As the vats hold a lot of resin, you won't have a situation where you run out of resin which you could if you use a bottom-up resin 3D printer. You can leave the printer to print over night.
3. Prints are not working against gravity to stay attached to the build plate
When adding supports to a 3D model you want to print on a top-down resin 3D printer, you don't have to add more supports to keep the print from falling off of the build plate as you do with bottom-up prints - because the print is built sitting upright on top of the build plate. Having less supports on a print means less resin used and time is required to remove supports or sand prints in the finishing stage. Larger objects are also easier to print on a top-down resin 3D Printer than it is on a bottom up as there is no chance of the print detaching from the build plate or falling and breaking for example. There's also no peeling step in the printing process. As mentioned before, the suction forces required to detach a print from the bottom surface of the vat every time a new layer is printed on a bottom-up machine can cause the print to fall off of the build plate or deform.

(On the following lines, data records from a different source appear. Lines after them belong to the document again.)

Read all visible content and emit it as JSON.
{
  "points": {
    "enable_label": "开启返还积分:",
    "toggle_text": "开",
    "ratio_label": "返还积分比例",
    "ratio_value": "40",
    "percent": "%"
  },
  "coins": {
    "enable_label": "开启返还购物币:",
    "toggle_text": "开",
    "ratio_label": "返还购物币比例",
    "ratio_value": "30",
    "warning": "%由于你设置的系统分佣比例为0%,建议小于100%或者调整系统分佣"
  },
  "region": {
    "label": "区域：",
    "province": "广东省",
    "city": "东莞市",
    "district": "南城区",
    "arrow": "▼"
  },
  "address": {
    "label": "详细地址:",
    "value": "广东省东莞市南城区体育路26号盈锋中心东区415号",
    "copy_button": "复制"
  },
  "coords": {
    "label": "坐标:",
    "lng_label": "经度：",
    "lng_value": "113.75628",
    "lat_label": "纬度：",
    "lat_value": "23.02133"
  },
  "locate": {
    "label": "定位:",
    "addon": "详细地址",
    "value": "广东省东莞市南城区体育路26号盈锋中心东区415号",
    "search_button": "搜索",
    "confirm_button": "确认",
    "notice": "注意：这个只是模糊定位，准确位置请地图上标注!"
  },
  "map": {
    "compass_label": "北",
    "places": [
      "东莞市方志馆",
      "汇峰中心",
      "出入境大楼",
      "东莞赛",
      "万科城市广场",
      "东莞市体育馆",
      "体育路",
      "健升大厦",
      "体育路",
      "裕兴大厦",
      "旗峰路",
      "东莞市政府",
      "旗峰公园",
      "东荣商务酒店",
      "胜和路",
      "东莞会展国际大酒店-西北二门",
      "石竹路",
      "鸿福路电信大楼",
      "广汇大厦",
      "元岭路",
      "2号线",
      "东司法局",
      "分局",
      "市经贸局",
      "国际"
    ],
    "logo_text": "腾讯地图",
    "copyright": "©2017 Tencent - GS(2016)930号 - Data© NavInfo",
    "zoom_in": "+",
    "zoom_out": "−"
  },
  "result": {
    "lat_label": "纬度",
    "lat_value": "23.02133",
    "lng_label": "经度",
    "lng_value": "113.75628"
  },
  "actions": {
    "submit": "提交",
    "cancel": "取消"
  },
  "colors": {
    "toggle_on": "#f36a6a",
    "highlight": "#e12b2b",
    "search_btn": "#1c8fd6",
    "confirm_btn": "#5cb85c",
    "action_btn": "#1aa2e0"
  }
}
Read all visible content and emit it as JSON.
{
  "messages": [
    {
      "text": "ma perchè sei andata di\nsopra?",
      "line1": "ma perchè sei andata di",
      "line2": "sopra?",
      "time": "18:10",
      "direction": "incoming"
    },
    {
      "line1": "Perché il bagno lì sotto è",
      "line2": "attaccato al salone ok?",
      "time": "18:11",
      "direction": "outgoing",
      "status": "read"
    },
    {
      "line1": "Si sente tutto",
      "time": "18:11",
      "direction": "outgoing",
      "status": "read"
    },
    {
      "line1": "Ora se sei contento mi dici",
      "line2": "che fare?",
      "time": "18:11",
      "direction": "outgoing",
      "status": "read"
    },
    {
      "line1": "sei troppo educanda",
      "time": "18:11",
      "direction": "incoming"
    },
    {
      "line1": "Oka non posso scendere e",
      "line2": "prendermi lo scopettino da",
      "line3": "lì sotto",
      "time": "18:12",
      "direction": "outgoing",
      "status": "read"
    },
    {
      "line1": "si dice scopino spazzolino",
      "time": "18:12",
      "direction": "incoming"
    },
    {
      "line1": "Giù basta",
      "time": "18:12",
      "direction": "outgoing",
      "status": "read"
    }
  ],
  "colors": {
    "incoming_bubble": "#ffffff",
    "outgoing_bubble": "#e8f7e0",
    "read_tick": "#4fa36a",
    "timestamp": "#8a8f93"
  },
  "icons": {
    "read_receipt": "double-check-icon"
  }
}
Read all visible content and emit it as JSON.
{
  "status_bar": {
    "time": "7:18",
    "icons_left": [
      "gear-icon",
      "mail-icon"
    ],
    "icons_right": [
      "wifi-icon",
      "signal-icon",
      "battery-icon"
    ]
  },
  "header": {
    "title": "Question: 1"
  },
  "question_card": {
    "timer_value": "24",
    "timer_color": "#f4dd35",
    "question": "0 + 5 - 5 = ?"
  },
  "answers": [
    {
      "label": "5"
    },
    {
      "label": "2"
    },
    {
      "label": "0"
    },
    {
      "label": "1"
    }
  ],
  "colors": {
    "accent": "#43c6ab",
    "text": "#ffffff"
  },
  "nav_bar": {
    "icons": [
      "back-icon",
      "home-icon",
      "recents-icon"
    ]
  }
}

4. Top-down machines have less consumables which makes them lower maintenance machines. Low maintenance is a major factor when it comes to saving time and money during a printing production.
Unlike bottom-up machines, top-down resin 3D printers have no film or silicone layer that is a consumable which affects the quality of your print as it deteriorates over time.
If you decide to buy a top-down resin 3D printer, you can look forward to saving time and money maintaining your resin 3D printer. There's no doubt you will be spending less time and money on consumables if choosing to print on a top-down resin 3D printer.
5. It's faster to remove a print and start printing again - no further preparation needed.
When printing on a top-down resin 3D printer, you don't have to clean the vat as you have to do regularly with a bottom-up machine. You can start printing right away! This is because the light source of a top-down resin 3D printer is located at the top where it can't be blocked by hardened resin bits that sink to the bottom of the vat. 6. Less time spent on trouble-shooting There's a lot less that can go wrong during the top-down resin 3D printing process that could go wrong on a bottom-up 3D printer. There's no chance of the print falling off of the build plate while it's being built, no deteriorating film or silicone layer to replace at any time and you don't have to clean the vat after every print as any hardened resin bits won't affect the printing at all. Examples of Top-down Resin 3D Printers with these benefits include: Any resin 3D printer from Gizmo 3D Printers, Milkshake
Which printer sounds like the best option for you and why? Let me know in the comments below :) Save this blog to Pinterest for future reference by clicking on the image below.